Forget debt, let's talk rice

David Roodman of the Center for Global Development has a thoughtful response to my blog post (responding in turn to his initial post) on the growing calls to cancel Haiti's debt.

To summarize, David and I are discussing whether debt relief for Haiti is A) a good thing and B) should be a priority -- we agree on A (yes) and disagree somewhat on B. David argues that debt payments aren't going to be an issue in the foreseeable future, and that countries like Venezuela shouldn't get points for relieving relatively small sums of debt -- particularly if they aren't also providing significant aid, which is more important in the near and medium term. I say there's a short window in which to ask for countries to throw in the kitchen sink, so why not, particularly given debt's historical choke-hold on Haiti and given that three or ten years from now, Haiti will still be poor and in debt. Lots of others have good commentary on the subject, including Daniel Altman and Alex Tabarrok.

Ultimately, I still believe there's room and reason to ask for debt forgiveness -- if not now, then when? But it made me wonder about aid effectiveness -- if you're giving x dollars of aid, what provides the maximum benefit: debt forgiveness, direct governmental grants, funding specific programs, ending agricultural subsidies?

Development economists, of course, research this question, well, exhaustively. And the answer? It's now always clear -- or, there's no general rule. Academically, a dollar of debt relief is worth more than a dollar of granted aid. In reality, the level of indebtedness, degree of governmental corruption, relevant economic fundamentals, and the entities doing the lending all matter considerably.

But there's consensus on what other countries can be doing, should be doing, and are doing now. Haiti needs material support (water, batteries, medical supplies, etc.) and cash aid. But the United States, especially, should also think about remittances and immigration. Here, Michael Clemens and Amanda Taub argue for giving Haitians temporary protected status in the States. In the longer term, the United States might consider taking a close look not just at debt, but also at rice.
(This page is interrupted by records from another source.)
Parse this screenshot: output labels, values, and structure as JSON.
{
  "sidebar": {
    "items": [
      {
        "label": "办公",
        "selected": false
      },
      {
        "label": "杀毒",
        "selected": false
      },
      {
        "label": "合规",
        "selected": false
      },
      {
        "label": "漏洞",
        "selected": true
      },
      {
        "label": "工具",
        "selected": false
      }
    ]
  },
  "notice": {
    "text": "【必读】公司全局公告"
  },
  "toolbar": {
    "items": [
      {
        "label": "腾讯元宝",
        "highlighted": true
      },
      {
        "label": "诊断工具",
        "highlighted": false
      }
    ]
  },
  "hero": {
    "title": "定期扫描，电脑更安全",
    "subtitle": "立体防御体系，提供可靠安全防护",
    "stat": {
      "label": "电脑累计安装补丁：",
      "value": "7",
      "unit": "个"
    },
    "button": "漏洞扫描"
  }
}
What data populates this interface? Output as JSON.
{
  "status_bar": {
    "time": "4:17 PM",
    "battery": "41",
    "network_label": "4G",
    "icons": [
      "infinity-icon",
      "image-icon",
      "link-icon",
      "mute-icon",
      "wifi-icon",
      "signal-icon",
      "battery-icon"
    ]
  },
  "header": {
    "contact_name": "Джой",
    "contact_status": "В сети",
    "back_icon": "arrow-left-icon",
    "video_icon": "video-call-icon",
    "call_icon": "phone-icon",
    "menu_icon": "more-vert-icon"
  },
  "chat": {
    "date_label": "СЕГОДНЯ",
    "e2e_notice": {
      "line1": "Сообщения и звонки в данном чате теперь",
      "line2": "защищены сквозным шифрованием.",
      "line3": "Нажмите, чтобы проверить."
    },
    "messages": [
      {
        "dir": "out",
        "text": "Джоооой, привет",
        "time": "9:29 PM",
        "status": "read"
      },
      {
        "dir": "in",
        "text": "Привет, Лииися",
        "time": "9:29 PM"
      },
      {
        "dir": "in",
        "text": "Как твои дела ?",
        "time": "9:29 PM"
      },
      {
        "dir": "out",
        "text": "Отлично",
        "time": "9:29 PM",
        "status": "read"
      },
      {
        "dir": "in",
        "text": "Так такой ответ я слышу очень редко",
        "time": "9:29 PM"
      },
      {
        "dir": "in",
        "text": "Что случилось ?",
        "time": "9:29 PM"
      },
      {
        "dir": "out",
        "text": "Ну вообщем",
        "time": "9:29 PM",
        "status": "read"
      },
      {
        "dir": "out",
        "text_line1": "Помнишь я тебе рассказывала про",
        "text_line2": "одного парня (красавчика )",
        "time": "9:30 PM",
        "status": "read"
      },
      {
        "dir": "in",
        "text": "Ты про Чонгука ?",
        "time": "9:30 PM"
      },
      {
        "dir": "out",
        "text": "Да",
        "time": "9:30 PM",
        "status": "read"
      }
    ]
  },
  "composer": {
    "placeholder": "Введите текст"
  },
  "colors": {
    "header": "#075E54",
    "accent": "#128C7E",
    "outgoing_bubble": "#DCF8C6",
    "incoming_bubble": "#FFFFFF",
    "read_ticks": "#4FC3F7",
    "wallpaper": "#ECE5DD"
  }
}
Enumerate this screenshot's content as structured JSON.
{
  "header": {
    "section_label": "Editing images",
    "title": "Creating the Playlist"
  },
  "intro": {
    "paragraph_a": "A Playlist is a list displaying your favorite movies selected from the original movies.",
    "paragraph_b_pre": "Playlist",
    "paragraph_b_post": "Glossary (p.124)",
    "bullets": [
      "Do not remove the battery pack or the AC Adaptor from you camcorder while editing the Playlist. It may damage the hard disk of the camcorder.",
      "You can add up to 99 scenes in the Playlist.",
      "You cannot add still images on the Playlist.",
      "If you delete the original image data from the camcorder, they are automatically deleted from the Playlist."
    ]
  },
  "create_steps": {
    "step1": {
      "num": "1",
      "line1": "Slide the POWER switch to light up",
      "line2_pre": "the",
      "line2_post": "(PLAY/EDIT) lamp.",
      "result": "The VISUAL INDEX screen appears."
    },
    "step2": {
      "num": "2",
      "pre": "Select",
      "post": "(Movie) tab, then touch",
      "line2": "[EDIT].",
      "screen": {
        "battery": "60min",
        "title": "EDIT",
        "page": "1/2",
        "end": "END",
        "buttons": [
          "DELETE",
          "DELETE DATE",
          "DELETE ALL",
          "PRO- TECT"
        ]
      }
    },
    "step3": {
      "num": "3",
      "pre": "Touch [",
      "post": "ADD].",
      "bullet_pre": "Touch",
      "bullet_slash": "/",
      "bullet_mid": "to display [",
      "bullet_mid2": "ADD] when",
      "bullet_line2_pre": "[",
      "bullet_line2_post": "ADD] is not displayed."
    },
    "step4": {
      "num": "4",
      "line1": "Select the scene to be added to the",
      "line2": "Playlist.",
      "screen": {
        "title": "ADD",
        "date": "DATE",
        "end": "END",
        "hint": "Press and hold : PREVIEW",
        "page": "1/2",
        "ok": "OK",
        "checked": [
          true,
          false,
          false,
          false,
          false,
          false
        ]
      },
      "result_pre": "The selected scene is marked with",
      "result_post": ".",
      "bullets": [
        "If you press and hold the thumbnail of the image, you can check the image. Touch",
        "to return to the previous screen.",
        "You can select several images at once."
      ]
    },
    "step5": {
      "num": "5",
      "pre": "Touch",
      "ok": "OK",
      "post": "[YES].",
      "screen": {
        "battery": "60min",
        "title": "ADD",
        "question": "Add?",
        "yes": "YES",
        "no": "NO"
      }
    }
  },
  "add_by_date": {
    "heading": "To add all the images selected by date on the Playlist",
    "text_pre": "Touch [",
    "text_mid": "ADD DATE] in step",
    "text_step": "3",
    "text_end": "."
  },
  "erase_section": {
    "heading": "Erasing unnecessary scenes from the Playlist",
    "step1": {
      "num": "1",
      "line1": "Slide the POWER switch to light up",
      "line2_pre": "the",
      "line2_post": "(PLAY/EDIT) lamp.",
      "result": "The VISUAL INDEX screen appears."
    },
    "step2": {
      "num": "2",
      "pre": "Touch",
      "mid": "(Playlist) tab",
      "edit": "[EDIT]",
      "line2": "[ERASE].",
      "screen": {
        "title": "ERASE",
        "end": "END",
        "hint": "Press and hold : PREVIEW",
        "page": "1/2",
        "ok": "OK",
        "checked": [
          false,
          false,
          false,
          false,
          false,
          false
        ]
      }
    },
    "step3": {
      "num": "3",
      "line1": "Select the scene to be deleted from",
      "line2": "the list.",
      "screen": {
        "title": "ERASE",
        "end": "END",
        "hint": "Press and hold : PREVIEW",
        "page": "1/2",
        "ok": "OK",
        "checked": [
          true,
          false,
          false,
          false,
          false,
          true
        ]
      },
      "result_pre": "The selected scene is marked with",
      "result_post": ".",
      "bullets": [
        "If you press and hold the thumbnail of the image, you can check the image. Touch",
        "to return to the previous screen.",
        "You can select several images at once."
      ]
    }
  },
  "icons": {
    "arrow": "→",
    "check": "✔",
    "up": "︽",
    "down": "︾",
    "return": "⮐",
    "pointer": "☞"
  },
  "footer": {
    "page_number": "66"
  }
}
DIY deportation: Amazingly easy

It turns out that deporting someone from the United States, even if you're not a federal official or law enforcement officer, is not all that hard:

Wearing a fake badge and a shirt imprinted with "U.S. Federal Agent," Gregory Denny, 37, turned up at the Hemet home of Craig Hibbard, a distant cousin, on Jan. 15, said Lt. Duane Wisehart of the Hemet Police Department.

Displaying what turned out to be a pellet gun, Denny reportedly handcuffed Hibbard's wife, Cherrie Belle, and told the couple she was being deported, Wisehart said. Denny allegedly drove Belle, 28, to the U.S. Customs and Border Protection station in Murrieta.

When he was told there was no warrant for her in the computer system, Denny apparently returned to the couple's house and instructed her husband to purchase a ticket for her online to her home country, Wisehart said.

Police were told Denny drove the woman to San Diego International Airport, where he flashed his fake badge to get through security. He allegedly escorted her to the departure gate, uncuffed her and watched her board a plane to San Francisco en route to Manila, where she remains.

So all you need is a t-shirt and a fake badge to escort a prisoner into an airport? Denny doesn't seem all that bright -- he reported to a local police station still wearing his t-shirt and identifying himself as a federal marshall -- but he does seems to have flummoxed several federal agencies in this caper.

I suspect this is going to make a number of people consider whether they have any relatives they'd like to send on a long trip somewhere.